And yet it is surprisingly easy to drive. The clutch is sharp but not savage, the engine as tractable as you could wish. The Moss gearbox has syncromesh on all four ratios to make it easy for even very tired racing drivers to get the right gear and the steering is light enough even at parking speeds.

The roads are empty and, despite the car’s seven-figure value, I see no reason at all not to enjoy it to the full. JDHT has imposed no restrictions on how I drive so I simply straighten my right foot and go to work.

What strikes first is how comfortable it is. Though it has a live rear axle — and this was its undoing on tighter circuits — its ride quality is actually pretty impressive, even on unyielding Dunlop race rubber. It seems born for undulating lanes, rolling just enough to feel supple without ever pitching or heaving disconcertingly. The engine has a vast spread of power — it’s alive at 2000rpm, interested at 3000rpm, exhilarating at 4000rpm and positively feral above 5000rpm, so you can drive it how you like. You can work the slow and steady ‘box hard, keep the straight six screaming and really motor, but I found it just as pleasurable to leave it in third, ease off a tenth or two and savour the occasion.

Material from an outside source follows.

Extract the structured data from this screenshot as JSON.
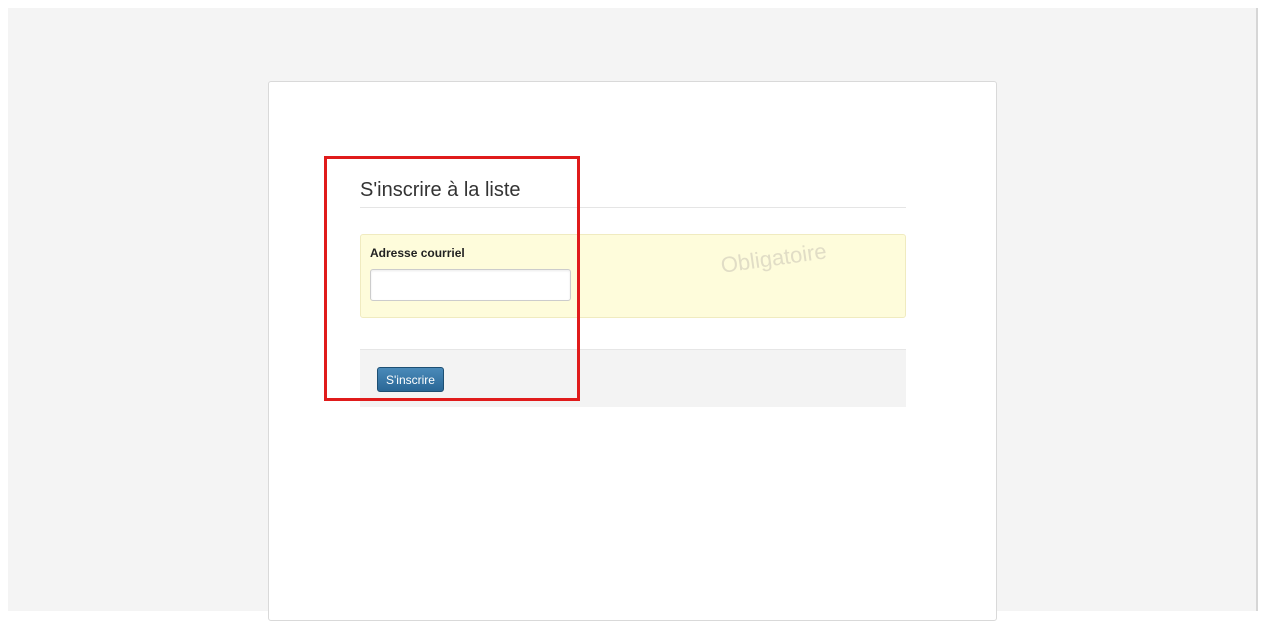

It is also set up to perfection for the road. The correct approach is to turn into a corner on a trailing throttle, which gets the nose sniffing the apex, before then using the engine’s immense torque and progressive power delivery to place the tail precisely where you’d like. This does not result in lurid oversteer, but merely coaxes the car into that delicious neutrality whereupon its direction of travel can be determined as much by foot as hand. Just to feel a D-type drifting gently beneath you is one of the rarest privileges I have been afforded.

But soon it’s time to give the D-type back and amid the sorrow at its departure, so also there is relief. Relief that I did not place this priceless piece of history in the smallest mechanical or bodily peril; but also the relief that comes from discovering that the D-type really is as good as its reputation suggests. Jaguar might have thought that driving these cars from Coventry to Le Mans was a publicity stunt, but I suspect those like Dewis who actually did it had another motive: there is no other machine that would look, sound and feel better than this.